Ransom Riggs’ best-selling debut novel seems tailor made for Tim Burton’s [IMDB] off-kilter sensibilities. Most children are normal, some are odd, some are gifted and some very few are peculiar. Peculiar children might be as strong as a dozen men, be lighter than air or able to start fires with their hands. Such children are cared for by the Ymbrynes, magical women who create isolated loops in time to protect their wards.
We’re wrapping up Peggapalooza with Simon Pegg’s [IMDB] latest. Of course, he reprised his role as Scotty from 2009’s Star Trek [IMDB] and 2013’s Star Trek: Into Darkness [My Review], but he also co-wrote this installment. The reboot of the first film left fans cautiously optimistic. The second left them worried. How will this fare?
Peggapalooza! continues with a question that everybody has asked at one time or another: what is happiness? Hector (Simon Pegg [IMDB]) is a stable, dependable psychiatrist. He’s in a stable, dependable relationship with Clara (Rosamund Pike [IMDB]), a stable, dependable marketing consultant. His life is stable and dependable. Warm. Comfortable. Pleasant.
Apparently, there’s this game that’s got like, dragons and swords and hobbits and stuff. You play with other people and you, like, kill all the stuff. Mr. T told me all about it. Anyway, this game is pretty old, but, like, people still play it, so they made a movie.
This is the third film in the contiguous DC cinematic universe. It follows Man of Steel [My Review] and Batman v. Superman [My Review]. I enjoyed the first for its careful initial character development, but recognized its many flaws. I bemoaned the fact that character development was forgotten in the vapid, overwrought follow-up. Both left fans wanting more and Suicide Squad with every chance to be the first truly great entry in the series.
Fans of Edgar Rice Burroughs Tarzan stories have a rough row to hoe with modern interpretations of the character. Johnny Weissmuller’s [IMDB] primitive portrayal in the 1930’s set specific, but utterly incorrect, expectations of a grunting man-brute. A characterization that’s since been parroted repeatedly by hollywood.
Consider this: A movie radically changes its premise well over a year into production, with less than 18 months to release. To support this, a secondary character is promoted to lead and a new director is brought in to partner with the existing crew. All of this comes from a team of no less than 10 writers. The entire perspective of the film altered.
The question: is this movie is a hot, steaming mess?

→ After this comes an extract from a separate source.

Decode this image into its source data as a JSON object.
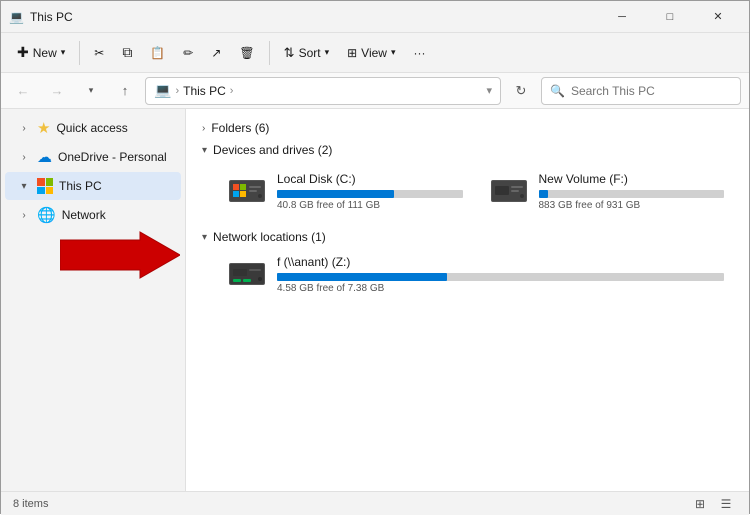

My son was four in 2002 when Insomniac released the first “Ratchet and Clank” game on the PlayStation 2. He wasn’t truly able to play, but he watched me avidly and was upset if he discovered that I’d played without him. With the release of following games, they became our favorite series. We’d play through the games together, sharing our discoveries, and comparing notes. He’s 17 now (and I’m old). Will the modern reimagining of that first game and the companion feature film hold up to our idealized memories?
DC Comics has, sadly, doubled down on their loud, dark reimagining of their flagship heroes. While I truly enjoyed 2013’s “Man of Steel” [My Review], it was the soulful examination of a young Clark Kent that sold me. The brash deluge of destruction porn that ended the movie only worked as a counterpoint to that.
Soulful character development or special effects: guess which one they tossed for sequel?